Although perhaps not the most frequently asked questions, those centered on how best to store cheese come up often. The short answer to the storage question is: store you cheese in your stomach; and that you purchase the cheese you will consume within a day or two, the same way you purchase fish; leave the long-term storage for the professionals. The way most Americans buy food for home consumption these days, buying only what you need for a couple of days is not an option. We simply don’t have the time to go shopping for our cheese every other day, though you can do that easily using our website. The firmer the cheese, the longer you can store it. The softer cheeses can be considered to be more “luxury” cheeses, or cheeses for special occasions. With the softer cheeses not only do you have shorter shelf lives, you are paying for more water, hence the shortened shelf lives.
So what if you do have leftover cheese, soft or hard? We ship our cheeses in cheese-friendly paper, which allows the cheese to breathe while in transit. This paper is also good for rewrapping leftover cheese, at least while it’s clean. If the cheese paper becomes too wet, or if too much rind remains on the paper, or if it becomes soiled in another way, the paper should not be reused. If it is a larger piece of cheese (say about a half pound) you can wrap it in some other similar paper (parchment or waxed) but this may not be worth the extra effort, or the paper.
I typically drop leftover cheeses into reusable plastic containers. If it is a firmer cheese I often drop them directly into ziplock bags, sometimes more than one type of cheese. Cross-contamination is not a significant concern with the harder cheeses. It would not be a concern for the softer cheeses either except they can ooze into their neighbors. Actually, this might lead to some interesting blends.

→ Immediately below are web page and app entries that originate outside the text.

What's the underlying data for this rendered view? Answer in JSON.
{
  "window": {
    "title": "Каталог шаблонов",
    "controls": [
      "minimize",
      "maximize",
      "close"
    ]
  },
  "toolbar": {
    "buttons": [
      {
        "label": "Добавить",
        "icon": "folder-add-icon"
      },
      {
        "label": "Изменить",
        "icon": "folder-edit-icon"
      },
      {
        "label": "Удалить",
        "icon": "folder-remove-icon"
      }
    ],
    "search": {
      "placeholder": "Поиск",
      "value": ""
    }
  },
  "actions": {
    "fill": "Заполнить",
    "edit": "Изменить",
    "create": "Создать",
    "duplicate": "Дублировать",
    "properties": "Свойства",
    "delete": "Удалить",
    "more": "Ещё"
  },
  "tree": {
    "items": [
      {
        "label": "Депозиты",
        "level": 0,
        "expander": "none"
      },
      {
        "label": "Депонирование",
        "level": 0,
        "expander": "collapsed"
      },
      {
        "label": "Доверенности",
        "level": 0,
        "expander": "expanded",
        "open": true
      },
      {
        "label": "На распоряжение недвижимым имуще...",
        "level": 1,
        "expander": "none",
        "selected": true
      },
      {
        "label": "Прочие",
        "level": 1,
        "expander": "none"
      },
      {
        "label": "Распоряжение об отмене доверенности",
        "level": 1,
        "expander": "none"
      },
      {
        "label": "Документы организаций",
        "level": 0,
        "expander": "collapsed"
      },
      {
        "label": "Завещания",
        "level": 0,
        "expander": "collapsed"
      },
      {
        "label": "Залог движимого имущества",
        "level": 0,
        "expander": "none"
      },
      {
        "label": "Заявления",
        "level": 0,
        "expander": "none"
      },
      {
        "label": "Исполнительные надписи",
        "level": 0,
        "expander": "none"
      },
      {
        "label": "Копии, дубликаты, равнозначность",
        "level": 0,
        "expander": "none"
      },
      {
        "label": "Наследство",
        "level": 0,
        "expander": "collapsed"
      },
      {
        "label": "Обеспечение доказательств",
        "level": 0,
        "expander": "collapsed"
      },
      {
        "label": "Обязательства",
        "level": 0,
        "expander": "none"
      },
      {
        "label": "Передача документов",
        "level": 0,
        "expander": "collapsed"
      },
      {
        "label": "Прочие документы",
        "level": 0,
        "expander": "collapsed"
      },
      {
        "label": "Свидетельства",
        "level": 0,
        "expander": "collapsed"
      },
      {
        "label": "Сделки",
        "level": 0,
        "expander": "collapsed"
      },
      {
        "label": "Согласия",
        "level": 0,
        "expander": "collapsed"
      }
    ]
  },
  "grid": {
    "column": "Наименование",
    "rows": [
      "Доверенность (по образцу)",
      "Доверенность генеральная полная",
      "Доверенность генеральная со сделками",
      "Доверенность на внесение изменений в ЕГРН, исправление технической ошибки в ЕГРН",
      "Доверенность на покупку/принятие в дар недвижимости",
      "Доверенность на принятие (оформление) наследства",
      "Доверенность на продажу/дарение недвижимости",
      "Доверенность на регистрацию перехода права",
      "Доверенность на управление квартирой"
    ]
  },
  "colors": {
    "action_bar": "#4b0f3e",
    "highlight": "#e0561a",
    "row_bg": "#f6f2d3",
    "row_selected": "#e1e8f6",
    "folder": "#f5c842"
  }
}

If the concern with storage is whether or not the cheese is safe to eat after extended storage, the probability is very high that it is. I would not say that there is a 100% guarantee that the cheese will still be safe to eat after many moons but when a cheese is not really safe, a little nibble will be enough to let you know.
Notice how I did not mention refrigeration? There are advantages and disadvantages to this recent addition to food storage systems. The advantage is that refrigeration preserves cheese in a relatively static state. Retarded degradation and spoilage occurs at lower temperatures. The cooler temperature helps to keep the moisture within a cheese, so long as the cheese is well wrapped. If a piece of cheese is left out it can sweat, then dry out. Butterfats will leach out leaving a relatively tasteless (and less nutritious) cheese behind. The primary disadvantage to cold storage is similar to the problem just cited. Most refrigerated units are relatively dry. The drier environment will draw moisture from the cheese; this can occur even when the cheese is well wrapped. To that point: well wrapped is one thing but cheese needs a little air exchange. Without it the cheese will eventually spoil. Cheese, being a fermented food, requires air to survive. This is why cheese will better survive longer transport and storage if it is wrapped in breathable paper, or some other semi-permeable wrap.

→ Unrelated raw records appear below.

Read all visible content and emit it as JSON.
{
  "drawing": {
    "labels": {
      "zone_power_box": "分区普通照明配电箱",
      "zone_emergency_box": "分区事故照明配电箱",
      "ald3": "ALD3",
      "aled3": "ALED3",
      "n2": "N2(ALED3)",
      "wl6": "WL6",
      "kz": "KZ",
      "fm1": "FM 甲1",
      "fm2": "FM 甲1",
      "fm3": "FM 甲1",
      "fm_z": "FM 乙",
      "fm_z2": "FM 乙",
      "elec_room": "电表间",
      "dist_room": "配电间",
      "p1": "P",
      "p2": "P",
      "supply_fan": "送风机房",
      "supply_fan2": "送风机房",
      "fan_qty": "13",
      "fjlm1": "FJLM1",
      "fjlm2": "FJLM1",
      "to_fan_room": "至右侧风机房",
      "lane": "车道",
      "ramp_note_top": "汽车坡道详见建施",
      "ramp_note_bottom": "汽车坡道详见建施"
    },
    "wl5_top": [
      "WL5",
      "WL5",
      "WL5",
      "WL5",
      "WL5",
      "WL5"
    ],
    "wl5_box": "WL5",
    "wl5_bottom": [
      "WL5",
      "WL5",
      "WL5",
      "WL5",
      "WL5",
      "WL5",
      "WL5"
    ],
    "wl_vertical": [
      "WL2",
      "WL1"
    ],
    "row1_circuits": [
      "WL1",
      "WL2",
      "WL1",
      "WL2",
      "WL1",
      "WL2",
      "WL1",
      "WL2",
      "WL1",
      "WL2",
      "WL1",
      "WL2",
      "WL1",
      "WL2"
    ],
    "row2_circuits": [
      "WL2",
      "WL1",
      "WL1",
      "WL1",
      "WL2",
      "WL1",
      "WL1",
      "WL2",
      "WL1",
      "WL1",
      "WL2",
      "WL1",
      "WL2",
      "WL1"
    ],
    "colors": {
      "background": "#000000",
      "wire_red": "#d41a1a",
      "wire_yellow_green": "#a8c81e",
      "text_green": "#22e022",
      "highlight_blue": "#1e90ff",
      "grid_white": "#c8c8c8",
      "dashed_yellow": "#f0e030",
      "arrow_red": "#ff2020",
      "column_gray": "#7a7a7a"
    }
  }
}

To recap for home or restaurant storage:
Buy less but buy often. (Remember to eat cheese every day!)
Wrapping cheese in cheese paper (such as the paper we send your cheese in) is the ideal but it is not absolutely necessary. Wrapping leftover cheese in parchment or waxed paper is fine, or it can be dropped into a small Tupperware type container, or into a ziplock bag.
It is fine to store cheese in your refrigerator, so long as you leave it out to rise to room temperature before you eat it. Do not store cheese in your freezer!
Cheese can keep for extended periods: the firmer the cheese, the longer the shelf life. If a cheese is too far gone to safely consume a little nibble will confirm this – a little nibble you may choose to spit out.